**Exercise details**
An identical copy of all the records is what the answer must contain.

**Input records**
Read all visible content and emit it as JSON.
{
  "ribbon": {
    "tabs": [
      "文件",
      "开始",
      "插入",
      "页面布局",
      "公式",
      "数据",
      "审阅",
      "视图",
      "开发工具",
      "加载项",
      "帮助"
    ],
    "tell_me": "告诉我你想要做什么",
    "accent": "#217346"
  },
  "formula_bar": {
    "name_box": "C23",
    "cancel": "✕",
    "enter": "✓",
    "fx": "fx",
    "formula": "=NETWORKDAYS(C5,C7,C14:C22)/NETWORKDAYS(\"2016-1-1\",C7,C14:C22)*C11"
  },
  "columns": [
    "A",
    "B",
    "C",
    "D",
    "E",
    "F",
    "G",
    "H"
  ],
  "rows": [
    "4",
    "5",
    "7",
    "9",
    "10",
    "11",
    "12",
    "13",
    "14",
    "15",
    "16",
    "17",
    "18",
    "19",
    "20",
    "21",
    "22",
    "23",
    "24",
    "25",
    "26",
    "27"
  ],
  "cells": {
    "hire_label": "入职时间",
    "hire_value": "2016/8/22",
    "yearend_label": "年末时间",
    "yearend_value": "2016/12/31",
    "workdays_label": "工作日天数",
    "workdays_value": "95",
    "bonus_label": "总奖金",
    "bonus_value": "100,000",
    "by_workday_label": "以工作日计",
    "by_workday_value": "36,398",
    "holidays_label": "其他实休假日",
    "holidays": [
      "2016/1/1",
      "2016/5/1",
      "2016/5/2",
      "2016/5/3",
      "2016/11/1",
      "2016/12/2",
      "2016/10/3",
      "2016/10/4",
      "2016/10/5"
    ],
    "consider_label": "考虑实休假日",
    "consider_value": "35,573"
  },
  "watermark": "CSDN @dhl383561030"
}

**Written solution**
Read all visible content and emit it as JSON.
{
  "ribbon": {
    "tabs": [
      "文件",
      "开始",
      "插入",
      "页面布局",
      "公式",
      "数据",
      "审阅",
      "视图",
      "开发工具",
      "加载项",
      "帮助"
    ],
    "tell_me": "告诉我你想要做什么",
    "accent": "#217346"
  },
  "formula_bar": {
    "name_box": "C23",
    "cancel": "✕",
    "enter": "✓",
    "fx": "fx",
    "formula": "=NETWORKDAYS(C5,C7,C14:C22)/NETWORKDAYS(\"2016-1-1\",C7,C14:C22)*C11"
  },
  "columns": [
    "A",
    "B",
    "C",
    "D",
    "E",
    "F",
    "G",
    "H"
  ],
  "rows": [
    "4",
    "5",
    "7",
    "9",
    "10",
    "11",
    "12",
    "13",
    "14",
    "15",
    "16",
    "17",
    "18",
    "19",
    "20",
    "21",
    "22",
    "23",
    "24",
    "25",
    "26",
    "27"
  ],
  "cells": {
    "hire_label": "入职时间",
    "hire_value": "2016/8/22",
    "yearend_label": "年末时间",
    "yearend_value": "2016/12/31",
    "workdays_label": "工作日天数",
    "workdays_value": "95",
    "bonus_label": "总奖金",
    "bonus_value": "100,000",
    "by_workday_label": "以工作日计",
    "by_workday_value": "36,398",
    "holidays_label": "其他实休假日",
    "holidays": [
      "2016/1/1",
      "2016/5/1",
      "2016/5/2",
      "2016/5/3",
      "2016/11/1",
      "2016/12/2",
      "2016/10/3",
      "2016/10/4",
      "2016/10/5"
    ],
    "consider_label": "考虑实休假日",
    "consider_value": "35,573"
  },
  "watermark": "CSDN @dhl383561030"
}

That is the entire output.